ACTIVITY
For this exercise, reproduce the records exactly as they stand and do not carry any images over.

RECORDS SHOWN
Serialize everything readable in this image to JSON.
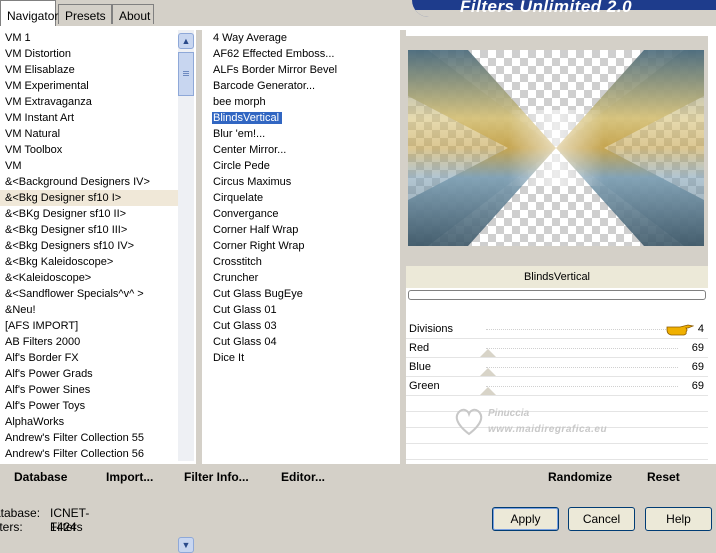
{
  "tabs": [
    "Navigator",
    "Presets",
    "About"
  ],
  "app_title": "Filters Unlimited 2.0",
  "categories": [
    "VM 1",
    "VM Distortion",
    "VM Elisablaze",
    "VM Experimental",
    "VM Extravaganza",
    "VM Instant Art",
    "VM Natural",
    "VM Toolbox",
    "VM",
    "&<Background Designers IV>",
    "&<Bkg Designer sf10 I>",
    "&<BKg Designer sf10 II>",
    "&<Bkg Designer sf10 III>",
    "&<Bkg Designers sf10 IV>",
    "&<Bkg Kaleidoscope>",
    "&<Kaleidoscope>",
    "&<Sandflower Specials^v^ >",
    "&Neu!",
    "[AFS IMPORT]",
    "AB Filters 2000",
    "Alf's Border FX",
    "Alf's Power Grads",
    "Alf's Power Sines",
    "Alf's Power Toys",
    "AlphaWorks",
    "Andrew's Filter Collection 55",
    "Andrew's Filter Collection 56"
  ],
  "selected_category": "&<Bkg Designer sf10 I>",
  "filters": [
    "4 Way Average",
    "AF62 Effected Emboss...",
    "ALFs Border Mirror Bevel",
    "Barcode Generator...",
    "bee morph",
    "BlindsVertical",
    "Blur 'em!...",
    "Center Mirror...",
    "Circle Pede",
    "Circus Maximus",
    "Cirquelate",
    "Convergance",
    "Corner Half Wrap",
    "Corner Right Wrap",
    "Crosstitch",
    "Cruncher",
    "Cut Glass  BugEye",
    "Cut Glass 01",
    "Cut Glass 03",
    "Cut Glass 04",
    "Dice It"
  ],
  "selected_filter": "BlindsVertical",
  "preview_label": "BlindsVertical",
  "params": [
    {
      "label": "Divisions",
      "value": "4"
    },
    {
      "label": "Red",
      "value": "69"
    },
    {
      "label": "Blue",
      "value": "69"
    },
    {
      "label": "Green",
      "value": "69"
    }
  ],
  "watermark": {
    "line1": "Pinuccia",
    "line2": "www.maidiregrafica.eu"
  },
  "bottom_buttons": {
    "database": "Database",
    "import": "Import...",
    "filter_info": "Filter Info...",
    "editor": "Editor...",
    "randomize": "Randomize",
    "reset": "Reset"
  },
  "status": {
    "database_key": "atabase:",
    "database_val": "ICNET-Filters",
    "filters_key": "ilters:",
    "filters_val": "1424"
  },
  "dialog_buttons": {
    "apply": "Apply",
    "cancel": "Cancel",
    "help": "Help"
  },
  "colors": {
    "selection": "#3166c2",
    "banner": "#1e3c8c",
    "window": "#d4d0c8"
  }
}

EXERCISE ANSWER
Serialize everything readable in this image to JSON.
{
  "tabs": [
    "Navigator",
    "Presets",
    "About"
  ],
  "app_title": "Filters Unlimited 2.0",
  "categories": [
    "VM 1",
    "VM Distortion",
    "VM Elisablaze",
    "VM Experimental",
    "VM Extravaganza",
    "VM Instant Art",
    "VM Natural",
    "VM Toolbox",
    "VM",
    "&<Background Designers IV>",
    "&<Bkg Designer sf10 I>",
    "&<BKg Designer sf10 II>",
    "&<Bkg Designer sf10 III>",
    "&<Bkg Designers sf10 IV>",
    "&<Bkg Kaleidoscope>",
    "&<Kaleidoscope>",
    "&<Sandflower Specials^v^ >",
    "&Neu!",
    "[AFS IMPORT]",
    "AB Filters 2000",
    "Alf's Border FX",
    "Alf's Power Grads",
    "Alf's Power Sines",
    "Alf's Power Toys",
    "AlphaWorks",
    "Andrew's Filter Collection 55",
    "Andrew's Filter Collection 56"
  ],
  "selected_category": "&<Bkg Designer sf10 I>",
  "filters": [
    "4 Way Average",
    "AF62 Effected Emboss...",
    "ALFs Border Mirror Bevel",
    "Barcode Generator...",
    "bee morph",
    "BlindsVertical",
    "Blur 'em!...",
    "Center Mirror...",
    "Circle Pede",
    "Circus Maximus",
    "Cirquelate",
    "Convergance",
    "Corner Half Wrap",
    "Corner Right Wrap",
    "Crosstitch",
    "Cruncher",
    "Cut Glass  BugEye",
    "Cut Glass 01",
    "Cut Glass 03",
    "Cut Glass 04",
    "Dice It"
  ],
  "selected_filter": "BlindsVertical",
  "preview_label": "BlindsVertical",
  "params": [
    {
      "label": "Divisions",
      "value": "4"
    },
    {
      "label": "Red",
      "value": "69"
    },
    {
      "label": "Blue",
      "value": "69"
    },
    {
      "label": "Green",
      "value": "69"
    }
  ],
  "watermark": {
    "line1": "Pinuccia",
    "line2": "www.maidiregrafica.eu"
  },
  "bottom_buttons": {
    "database": "Database",
    "import": "Import...",
    "filter_info": "Filter Info...",
    "editor": "Editor...",
    "randomize": "Randomize",
    "reset": "Reset"
  },
  "status": {
    "database_key": "atabase:",
    "database_val": "ICNET-Filters",
    "filters_key": "ilters:",
    "filters_val": "1424"
  },
  "dialog_buttons": {
    "apply": "Apply",
    "cancel": "Cancel",
    "help": "Help"
  },
  "colors": {
    "selection": "#3166c2",
    "banner": "#1e3c8c",
    "window": "#d4d0c8"
  }
}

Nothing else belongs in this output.